Start of Material for the task
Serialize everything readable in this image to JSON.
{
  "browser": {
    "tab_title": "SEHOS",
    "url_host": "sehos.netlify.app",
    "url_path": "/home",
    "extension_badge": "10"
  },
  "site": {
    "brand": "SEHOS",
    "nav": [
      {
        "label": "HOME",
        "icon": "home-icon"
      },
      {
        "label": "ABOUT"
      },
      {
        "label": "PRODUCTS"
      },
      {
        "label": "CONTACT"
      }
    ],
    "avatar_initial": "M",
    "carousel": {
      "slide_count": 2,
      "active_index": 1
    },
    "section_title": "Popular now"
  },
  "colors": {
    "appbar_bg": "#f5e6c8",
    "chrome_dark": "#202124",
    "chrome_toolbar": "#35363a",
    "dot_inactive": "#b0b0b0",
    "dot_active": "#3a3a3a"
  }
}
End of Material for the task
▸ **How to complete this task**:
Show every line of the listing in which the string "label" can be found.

▸ **Answer to this task**:
        "label": "HOME",
        "label": "ABOUT"
        "label": "PRODUCTS"
        "label": "CONTACT"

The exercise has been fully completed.